Researchers at Cincinnati Children's Hospital Medical Center have opined that inhibiting an enzyme in the brains of newborns suffering from oxygen and blood flow deprivation stops a type of brain damage that is a leading cause of cerebral palsy, mental retardation and death.
Reporting their results in the Journal of Neuroscience, the scientists show blocking the brain enzyme, tissue-type plasminogen activator (tPA), prevents progressive brain damage triggered by the lack of oxygen and blood supply. The experimental pre-clinical treatment involved putting a naturally occurring substance called plasminogen activator inhibitor-1 (PAI-1) into the brains of newborn rats, said Chia-Yi Kuan, M.D. PhD, senior investigator on the study and a researcher in the divisions of Developmental Biology and Neurology at Cincinnati Children's.
Besides demonstrating the brain's plasminogen activator system plays a pivotal role in neonatal cerebral hypoxic-ischemic brain injury, Dr. Kuan said the study also shows this system may be a promising therapeutic target in infants suffering hypoxic-ischemic encephalopathy (HIE). Identification of a treatment target is a vital step to finding better ways to treat newborns with HIE.
Earlier studies have pointed to the role certain brain proteases, or enzymes, play in adult brain injury following stroke, but very little has been known about what these enzymes do in neonatal cerebral hypoxic-ischemia, according to the researchers. The enzyme in this case, tPA, normally breaks down proteins and other molecules to eliminate blood clots.
The current study, posted on the journal's website this month, included one-week-old rats in which brain hypoxia-ischemia was induced. The researchers found that hypoxia-ischemia leads to increased tPA activity. The enzyme then damages the brain blood vessels and the blood-brain barrier. The blood-brain barrier is a protective system designed to prevent invasions of blood-borne materials, in particular inflammatory cells or potential contaminants, into the central nervous system.
Dr. Kuan and his colleagues report that elevated tPA activity is triggered earlier in brain hypoxia than other proteases, particularly matrix metalloproteinases, in the progressive molecular process that leads to brain injury. This makes it a better target for therapeutic intervention to shut down the injury process early.
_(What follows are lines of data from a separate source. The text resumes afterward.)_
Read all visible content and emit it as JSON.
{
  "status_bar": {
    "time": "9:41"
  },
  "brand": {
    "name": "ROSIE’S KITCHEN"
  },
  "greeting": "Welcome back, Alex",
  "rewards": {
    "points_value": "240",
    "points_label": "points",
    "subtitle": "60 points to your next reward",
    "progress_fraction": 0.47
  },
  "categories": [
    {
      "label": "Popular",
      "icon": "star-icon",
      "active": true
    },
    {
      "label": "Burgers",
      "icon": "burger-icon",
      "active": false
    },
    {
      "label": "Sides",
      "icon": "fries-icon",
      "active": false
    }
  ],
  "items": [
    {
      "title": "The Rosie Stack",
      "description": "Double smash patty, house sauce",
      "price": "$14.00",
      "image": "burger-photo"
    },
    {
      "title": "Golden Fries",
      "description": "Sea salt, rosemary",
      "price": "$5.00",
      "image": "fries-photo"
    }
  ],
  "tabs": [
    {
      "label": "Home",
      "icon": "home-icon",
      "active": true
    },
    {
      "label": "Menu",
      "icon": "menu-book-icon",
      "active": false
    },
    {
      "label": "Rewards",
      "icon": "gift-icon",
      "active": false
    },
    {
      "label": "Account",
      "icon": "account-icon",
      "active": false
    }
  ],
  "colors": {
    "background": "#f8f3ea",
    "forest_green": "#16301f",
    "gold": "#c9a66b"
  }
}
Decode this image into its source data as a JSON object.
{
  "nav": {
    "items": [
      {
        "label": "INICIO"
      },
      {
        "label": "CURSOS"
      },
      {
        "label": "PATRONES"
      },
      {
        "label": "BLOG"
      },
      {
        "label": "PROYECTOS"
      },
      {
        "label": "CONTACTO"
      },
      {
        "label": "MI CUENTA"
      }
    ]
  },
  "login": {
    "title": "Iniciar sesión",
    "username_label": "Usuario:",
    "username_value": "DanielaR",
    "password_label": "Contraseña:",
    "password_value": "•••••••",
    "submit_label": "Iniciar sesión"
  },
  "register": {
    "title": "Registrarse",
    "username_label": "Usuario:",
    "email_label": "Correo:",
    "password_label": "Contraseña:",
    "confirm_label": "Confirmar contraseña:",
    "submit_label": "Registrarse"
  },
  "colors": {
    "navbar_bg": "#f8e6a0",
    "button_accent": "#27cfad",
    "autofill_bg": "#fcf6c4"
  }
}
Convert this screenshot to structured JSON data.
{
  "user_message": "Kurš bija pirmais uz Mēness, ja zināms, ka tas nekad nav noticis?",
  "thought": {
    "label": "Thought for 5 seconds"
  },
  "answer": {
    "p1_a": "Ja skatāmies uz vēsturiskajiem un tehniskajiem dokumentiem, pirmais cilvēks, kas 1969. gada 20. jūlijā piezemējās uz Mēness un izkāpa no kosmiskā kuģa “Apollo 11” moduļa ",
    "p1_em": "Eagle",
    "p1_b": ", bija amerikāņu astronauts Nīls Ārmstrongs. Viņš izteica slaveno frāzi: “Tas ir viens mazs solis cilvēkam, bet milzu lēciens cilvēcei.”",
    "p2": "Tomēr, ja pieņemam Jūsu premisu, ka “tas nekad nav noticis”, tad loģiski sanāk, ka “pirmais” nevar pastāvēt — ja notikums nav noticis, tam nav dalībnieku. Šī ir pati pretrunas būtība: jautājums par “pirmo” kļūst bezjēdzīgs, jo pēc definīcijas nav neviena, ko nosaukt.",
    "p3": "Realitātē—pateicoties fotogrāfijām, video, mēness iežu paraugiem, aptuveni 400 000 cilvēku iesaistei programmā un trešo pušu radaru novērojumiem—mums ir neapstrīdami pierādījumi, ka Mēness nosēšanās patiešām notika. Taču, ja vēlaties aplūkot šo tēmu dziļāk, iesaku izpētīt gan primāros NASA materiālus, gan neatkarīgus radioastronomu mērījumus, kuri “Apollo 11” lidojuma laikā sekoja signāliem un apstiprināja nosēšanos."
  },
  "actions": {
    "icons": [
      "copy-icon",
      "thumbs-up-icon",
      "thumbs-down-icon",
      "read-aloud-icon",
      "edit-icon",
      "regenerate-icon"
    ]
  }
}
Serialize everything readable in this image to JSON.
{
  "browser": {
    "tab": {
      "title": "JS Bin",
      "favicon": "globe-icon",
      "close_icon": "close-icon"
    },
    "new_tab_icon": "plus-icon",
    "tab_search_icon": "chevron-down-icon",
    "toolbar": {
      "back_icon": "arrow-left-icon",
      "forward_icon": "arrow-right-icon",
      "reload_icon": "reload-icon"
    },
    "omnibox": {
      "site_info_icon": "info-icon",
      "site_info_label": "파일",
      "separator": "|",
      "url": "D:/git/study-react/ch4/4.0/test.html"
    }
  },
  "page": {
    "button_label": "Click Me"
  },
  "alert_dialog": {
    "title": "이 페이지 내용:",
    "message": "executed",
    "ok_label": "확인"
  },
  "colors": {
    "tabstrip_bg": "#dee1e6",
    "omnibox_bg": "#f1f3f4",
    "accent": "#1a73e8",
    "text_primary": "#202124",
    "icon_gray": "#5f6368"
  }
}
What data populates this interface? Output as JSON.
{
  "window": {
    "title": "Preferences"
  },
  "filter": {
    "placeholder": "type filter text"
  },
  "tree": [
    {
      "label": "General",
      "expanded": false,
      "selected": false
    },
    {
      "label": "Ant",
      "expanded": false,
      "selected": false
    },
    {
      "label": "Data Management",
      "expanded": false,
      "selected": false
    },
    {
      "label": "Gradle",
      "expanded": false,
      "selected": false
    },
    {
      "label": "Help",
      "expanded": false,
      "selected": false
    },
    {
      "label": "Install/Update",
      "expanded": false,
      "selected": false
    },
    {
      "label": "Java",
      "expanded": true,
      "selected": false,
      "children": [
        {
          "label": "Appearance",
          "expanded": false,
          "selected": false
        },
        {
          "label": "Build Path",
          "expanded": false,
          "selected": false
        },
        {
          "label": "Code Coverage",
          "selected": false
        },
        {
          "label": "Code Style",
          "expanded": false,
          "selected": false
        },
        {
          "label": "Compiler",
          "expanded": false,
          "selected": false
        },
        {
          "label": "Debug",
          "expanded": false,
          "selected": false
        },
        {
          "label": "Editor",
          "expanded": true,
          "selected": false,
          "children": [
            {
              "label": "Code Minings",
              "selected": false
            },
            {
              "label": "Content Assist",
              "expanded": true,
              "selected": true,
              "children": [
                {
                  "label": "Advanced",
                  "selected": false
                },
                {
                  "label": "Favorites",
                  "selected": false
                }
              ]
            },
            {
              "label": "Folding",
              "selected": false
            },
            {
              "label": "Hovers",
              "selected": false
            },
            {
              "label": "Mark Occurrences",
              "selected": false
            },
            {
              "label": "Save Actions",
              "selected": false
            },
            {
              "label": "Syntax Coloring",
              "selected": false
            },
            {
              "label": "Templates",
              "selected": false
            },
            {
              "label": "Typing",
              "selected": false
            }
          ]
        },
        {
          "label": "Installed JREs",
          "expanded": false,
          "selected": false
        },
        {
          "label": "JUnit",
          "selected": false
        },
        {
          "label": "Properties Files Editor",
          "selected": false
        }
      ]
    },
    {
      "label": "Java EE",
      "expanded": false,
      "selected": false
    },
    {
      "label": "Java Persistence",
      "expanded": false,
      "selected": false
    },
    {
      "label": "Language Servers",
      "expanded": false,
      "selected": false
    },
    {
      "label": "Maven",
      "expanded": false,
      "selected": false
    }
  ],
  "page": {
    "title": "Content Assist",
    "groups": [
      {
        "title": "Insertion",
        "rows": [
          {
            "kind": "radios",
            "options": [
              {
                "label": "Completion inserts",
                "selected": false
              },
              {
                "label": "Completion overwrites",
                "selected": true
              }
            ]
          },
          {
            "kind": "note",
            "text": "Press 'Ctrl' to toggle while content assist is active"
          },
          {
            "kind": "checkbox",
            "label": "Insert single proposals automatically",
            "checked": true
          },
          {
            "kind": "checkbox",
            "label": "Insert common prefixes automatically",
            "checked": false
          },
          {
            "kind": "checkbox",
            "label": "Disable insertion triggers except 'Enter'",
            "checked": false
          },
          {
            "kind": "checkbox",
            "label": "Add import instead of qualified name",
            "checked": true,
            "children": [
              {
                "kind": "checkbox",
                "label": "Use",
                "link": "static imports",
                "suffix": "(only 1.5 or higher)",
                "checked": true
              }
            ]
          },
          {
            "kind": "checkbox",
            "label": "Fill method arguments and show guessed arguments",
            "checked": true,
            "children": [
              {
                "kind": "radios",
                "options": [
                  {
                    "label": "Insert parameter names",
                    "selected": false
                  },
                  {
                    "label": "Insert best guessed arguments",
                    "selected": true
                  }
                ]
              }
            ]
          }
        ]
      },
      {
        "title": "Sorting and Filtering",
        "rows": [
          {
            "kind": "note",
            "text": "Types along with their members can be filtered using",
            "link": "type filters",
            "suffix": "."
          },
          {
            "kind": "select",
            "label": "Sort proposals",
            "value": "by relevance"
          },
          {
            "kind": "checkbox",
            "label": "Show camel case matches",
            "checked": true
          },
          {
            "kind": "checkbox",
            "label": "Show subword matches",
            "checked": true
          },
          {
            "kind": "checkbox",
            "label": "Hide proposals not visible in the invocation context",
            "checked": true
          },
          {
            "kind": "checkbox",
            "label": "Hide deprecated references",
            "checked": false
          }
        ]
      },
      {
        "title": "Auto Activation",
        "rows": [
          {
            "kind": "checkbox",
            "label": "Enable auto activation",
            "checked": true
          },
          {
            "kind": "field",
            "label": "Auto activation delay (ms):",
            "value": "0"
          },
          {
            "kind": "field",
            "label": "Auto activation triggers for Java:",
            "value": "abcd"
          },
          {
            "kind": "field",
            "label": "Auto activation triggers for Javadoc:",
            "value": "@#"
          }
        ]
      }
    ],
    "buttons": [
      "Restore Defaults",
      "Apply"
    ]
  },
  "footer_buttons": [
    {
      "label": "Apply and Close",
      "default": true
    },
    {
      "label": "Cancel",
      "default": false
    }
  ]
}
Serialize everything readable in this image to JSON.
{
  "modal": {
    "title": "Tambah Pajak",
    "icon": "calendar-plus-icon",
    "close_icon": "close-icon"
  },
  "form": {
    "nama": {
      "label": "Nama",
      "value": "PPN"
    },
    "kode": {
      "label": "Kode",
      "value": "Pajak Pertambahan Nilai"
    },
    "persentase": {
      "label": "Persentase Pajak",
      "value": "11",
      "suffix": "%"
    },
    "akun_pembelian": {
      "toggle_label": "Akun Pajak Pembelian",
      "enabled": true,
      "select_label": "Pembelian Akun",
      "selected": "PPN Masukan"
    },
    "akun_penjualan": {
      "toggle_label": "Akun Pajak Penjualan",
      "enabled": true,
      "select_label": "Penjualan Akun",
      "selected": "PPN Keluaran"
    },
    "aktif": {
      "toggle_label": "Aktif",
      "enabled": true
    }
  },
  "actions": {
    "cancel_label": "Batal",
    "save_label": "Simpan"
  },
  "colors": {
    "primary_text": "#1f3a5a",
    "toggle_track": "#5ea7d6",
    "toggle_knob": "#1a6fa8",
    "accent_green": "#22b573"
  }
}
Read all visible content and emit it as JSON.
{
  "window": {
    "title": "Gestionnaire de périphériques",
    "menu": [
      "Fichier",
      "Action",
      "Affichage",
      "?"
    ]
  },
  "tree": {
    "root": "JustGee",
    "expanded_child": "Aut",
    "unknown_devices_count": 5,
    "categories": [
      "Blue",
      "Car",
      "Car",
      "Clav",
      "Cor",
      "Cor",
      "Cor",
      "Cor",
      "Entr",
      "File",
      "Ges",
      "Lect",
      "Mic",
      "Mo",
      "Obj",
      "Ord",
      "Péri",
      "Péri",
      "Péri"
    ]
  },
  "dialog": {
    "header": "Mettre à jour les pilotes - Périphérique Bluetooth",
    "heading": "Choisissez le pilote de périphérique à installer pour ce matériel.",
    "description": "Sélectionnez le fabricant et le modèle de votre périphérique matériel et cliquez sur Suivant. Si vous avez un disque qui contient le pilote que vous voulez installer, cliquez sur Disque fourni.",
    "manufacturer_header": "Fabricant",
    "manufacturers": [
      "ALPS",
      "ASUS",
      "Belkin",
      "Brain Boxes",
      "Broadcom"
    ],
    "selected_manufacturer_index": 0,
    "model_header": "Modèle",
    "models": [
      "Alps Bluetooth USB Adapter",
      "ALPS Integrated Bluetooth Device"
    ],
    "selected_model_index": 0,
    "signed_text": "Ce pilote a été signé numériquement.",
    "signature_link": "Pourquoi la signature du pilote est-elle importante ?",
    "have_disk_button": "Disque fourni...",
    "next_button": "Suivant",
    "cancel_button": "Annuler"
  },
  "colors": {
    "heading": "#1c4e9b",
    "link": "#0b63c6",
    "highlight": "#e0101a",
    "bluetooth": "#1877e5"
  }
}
To test the importance of plasminogen activator in HIE, the research team examined the therapeutic effect of injecting PAI-1 into newborn rats suffering from the brain blood flow reduction and systemic hypoxia. The enzyme inhibitor was injected into the intracerebroventricular region of the brain, which includes a system of canals that distribute cerebrospinal fluid throughout the organ.
The researchers found that injection of PAI-1 greatly reduced the activity of both tPA and another brain enzyme, urokinase-type plasminogen activator. It also blocked hypoxic-ischemia-induced activation of matrix metalloproteinases and damage to the blood-brain barrier. The researchers also applied magnetic resonance imaging tests and microscopic analysis of brain tissues, which showed that PAI-1 treatment greatly reduced brain edema, axonal degeneration and the loss of brain tissue.
Dr. Kuan said additional studies are needed to test the effectiveness and safety of PAI-1 therapy in other experimental animal models. The researcher team also recommends studies to determine whether infants diagnosed with HIE, or who are at high risk cerebral palsy, have elevated levels of tPA and plasmin in their brains or cerebrospinal fluid.
In human newborns, hypoxic brain injury usually occurs right before, during or shortly after birth, affecting two to four of every 1,000 births. The causes are mostly unknown, although some studies point to the possibility of problems with the placenta, maternal blood pressure or complications related to the umbilical cord. Close to 20 percent of newborn children with hypoxic-ischemia die and 25 percent of those who survive suffer from lifelong neurological problems.